Does Africa matter at the WEF?
In addition to having three dedicated days a year at the World Economic Forum (WEF) Africa, to be held in Abuja in May this year, Africa has six dedicated public sessions in this year's tight programme at the global event.
This included a live televised debate where the panel included two presidents, from Nigeria and Ghana, and the richest man in sub-Saharan Africa, namely Aliko Dangote of Nigeria.
Africa matters because it makes up roughly 4% of the world's economic activity (measured by GDP), with 15% of the global population and 20% of the world's land mass.
Despite real GDP growth of between 5.5% and 6.5% being forecast for Africa for the next five years, the debate centred around the challenges faced by the continent.
This focus can be overdone as the region is bristling with opportunities - but imagine if even some of the obstacles of doing business could be eased or removed
(By the way, the WEF publishes the Africa Competitiveness Report biannually which aims, among others, to measure progress and stimulate discussion about what all stakeholders can do together to better connect Africa's markets).
I liked the following five points which emerged from the debate:
Ghana has made oil companies provide transparency around their dealings with government, and Nigeria, Angola and Uganda could follow suit.
Financial inclusion is a top priority for non-governmental organisations, business people and governments alike.
The focus to 2050 is financial/economic inclusion by creating the right business platforms, addressing infrastructure and education backlogs and dealing with conflicts.
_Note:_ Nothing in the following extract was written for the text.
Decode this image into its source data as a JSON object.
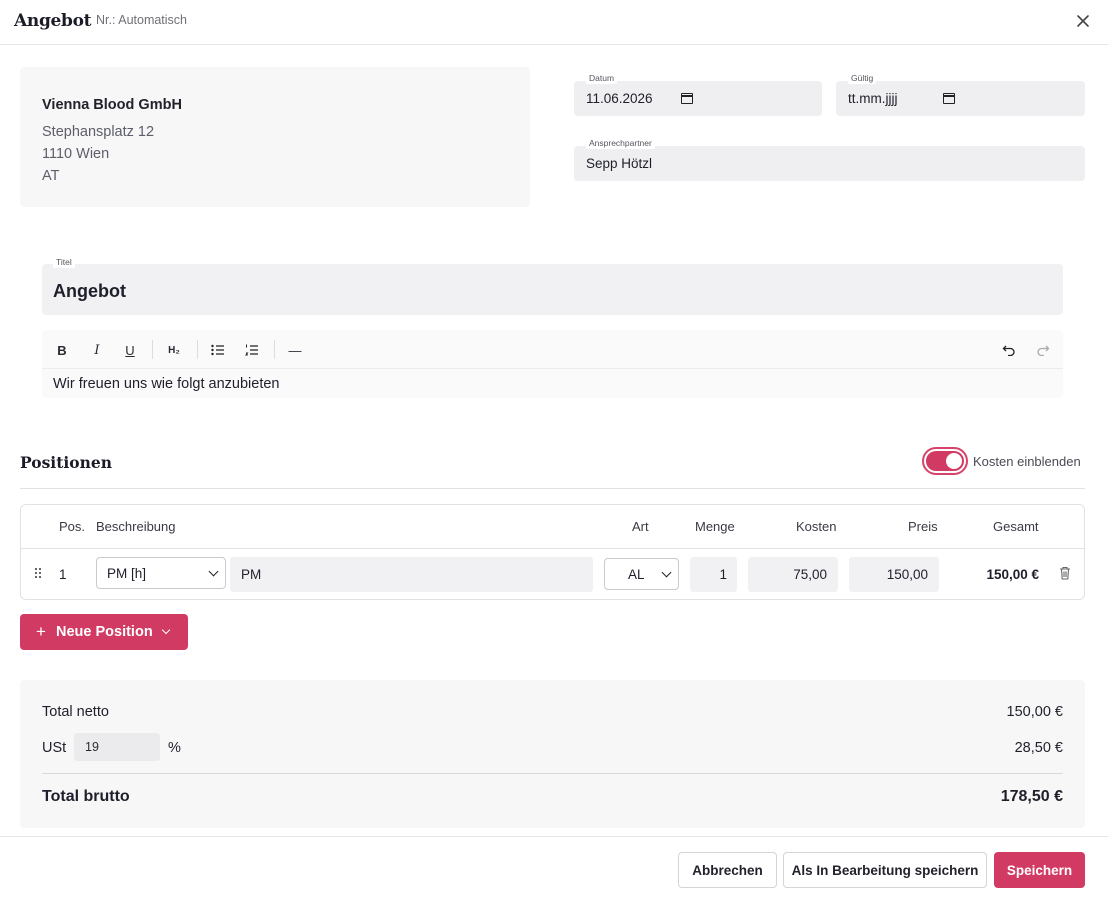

This should create the "jobs, jobs, jobs" Ghanaian President John Dramani Mahama aims for.
A focus on improving inter-African trade and travel is long overdue.
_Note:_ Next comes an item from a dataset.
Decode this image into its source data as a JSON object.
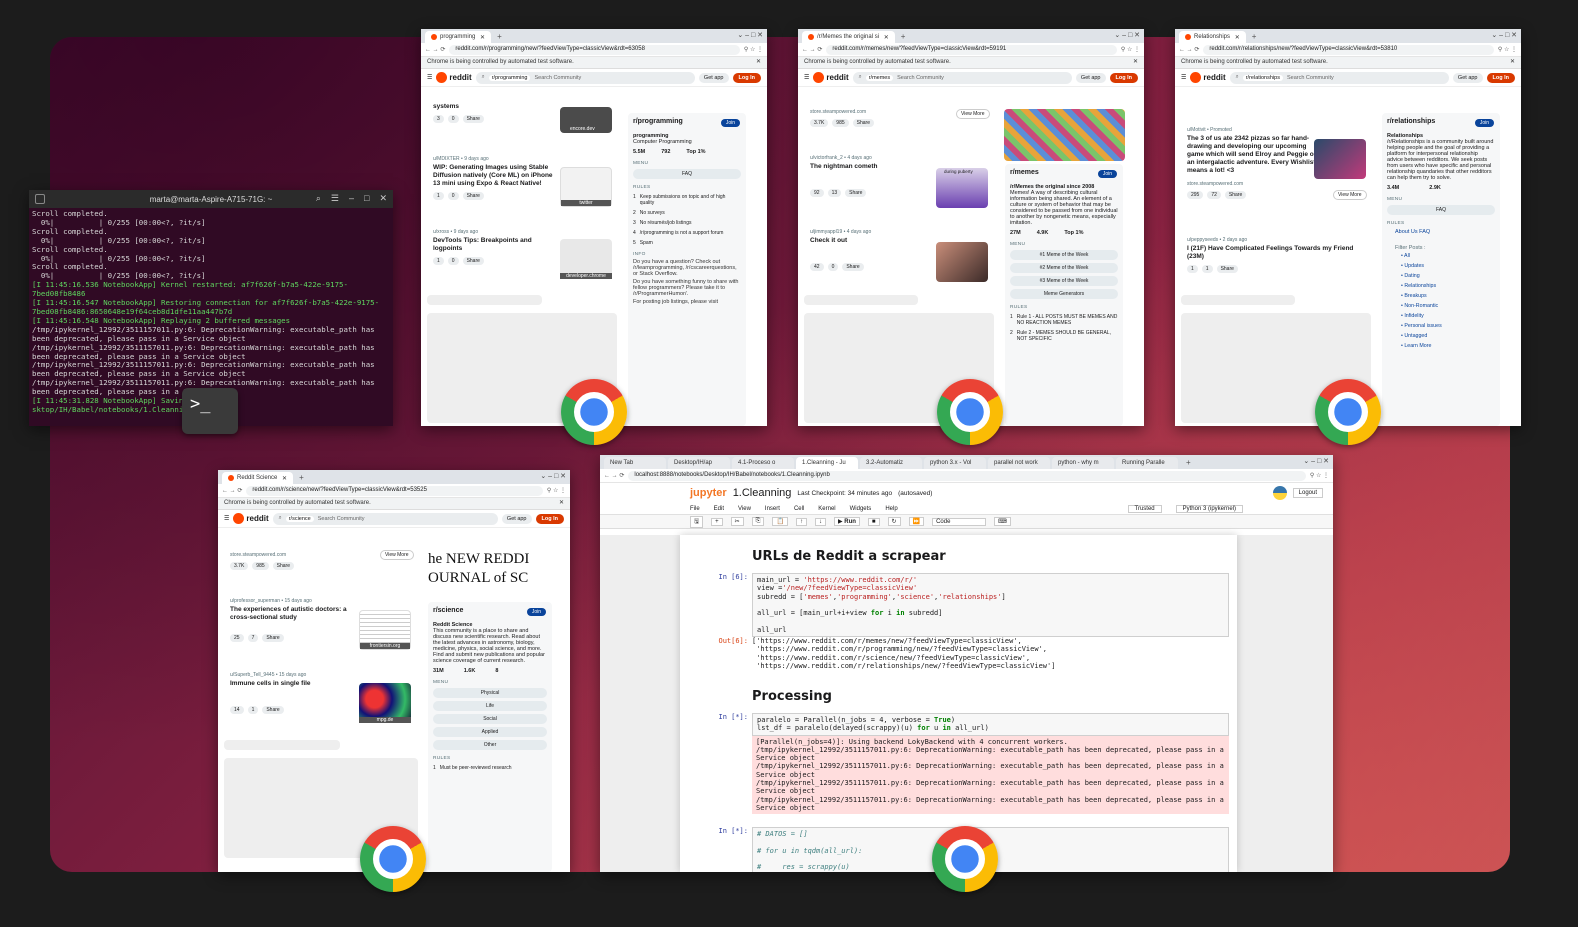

Paul Clark is portfolio manager and African equities specialist_ at Ashburton Investments._